>>>>

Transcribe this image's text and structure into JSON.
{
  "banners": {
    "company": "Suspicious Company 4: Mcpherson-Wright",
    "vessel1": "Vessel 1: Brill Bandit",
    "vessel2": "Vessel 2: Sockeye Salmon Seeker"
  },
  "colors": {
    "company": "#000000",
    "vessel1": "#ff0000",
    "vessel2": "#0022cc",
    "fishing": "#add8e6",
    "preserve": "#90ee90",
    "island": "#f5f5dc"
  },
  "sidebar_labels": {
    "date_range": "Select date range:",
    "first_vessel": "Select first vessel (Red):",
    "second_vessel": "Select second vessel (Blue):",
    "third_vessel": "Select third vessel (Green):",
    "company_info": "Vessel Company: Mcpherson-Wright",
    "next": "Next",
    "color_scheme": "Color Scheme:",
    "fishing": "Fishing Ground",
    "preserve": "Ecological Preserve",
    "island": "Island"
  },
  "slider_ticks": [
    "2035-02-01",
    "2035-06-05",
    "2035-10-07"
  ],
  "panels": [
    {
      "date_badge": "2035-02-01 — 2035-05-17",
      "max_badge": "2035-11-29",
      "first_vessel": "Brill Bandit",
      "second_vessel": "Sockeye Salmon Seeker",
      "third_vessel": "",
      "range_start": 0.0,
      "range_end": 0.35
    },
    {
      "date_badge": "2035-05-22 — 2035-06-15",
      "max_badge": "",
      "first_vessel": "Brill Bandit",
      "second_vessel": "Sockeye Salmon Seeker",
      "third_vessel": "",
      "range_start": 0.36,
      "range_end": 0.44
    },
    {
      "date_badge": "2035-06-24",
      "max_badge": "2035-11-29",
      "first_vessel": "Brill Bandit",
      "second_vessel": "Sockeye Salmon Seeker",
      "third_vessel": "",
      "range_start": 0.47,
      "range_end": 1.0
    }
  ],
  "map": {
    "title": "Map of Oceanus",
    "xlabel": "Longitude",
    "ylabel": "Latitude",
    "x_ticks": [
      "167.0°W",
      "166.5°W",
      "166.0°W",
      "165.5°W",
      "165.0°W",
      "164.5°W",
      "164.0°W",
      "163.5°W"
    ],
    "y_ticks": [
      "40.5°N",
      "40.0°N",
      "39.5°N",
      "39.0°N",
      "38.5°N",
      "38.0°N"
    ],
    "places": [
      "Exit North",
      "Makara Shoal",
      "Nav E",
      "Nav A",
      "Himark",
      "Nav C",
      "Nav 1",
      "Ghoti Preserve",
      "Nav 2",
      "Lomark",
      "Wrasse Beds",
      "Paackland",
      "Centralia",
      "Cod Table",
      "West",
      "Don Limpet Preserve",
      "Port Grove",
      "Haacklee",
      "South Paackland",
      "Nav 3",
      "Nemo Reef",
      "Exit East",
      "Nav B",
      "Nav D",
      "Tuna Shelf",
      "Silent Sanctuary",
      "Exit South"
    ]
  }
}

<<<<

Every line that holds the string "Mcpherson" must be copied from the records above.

    "company": "Suspicious Company 4: Mcpherson-Wright",
    "company_info": "Vessel Company: Mcpherson-Wright",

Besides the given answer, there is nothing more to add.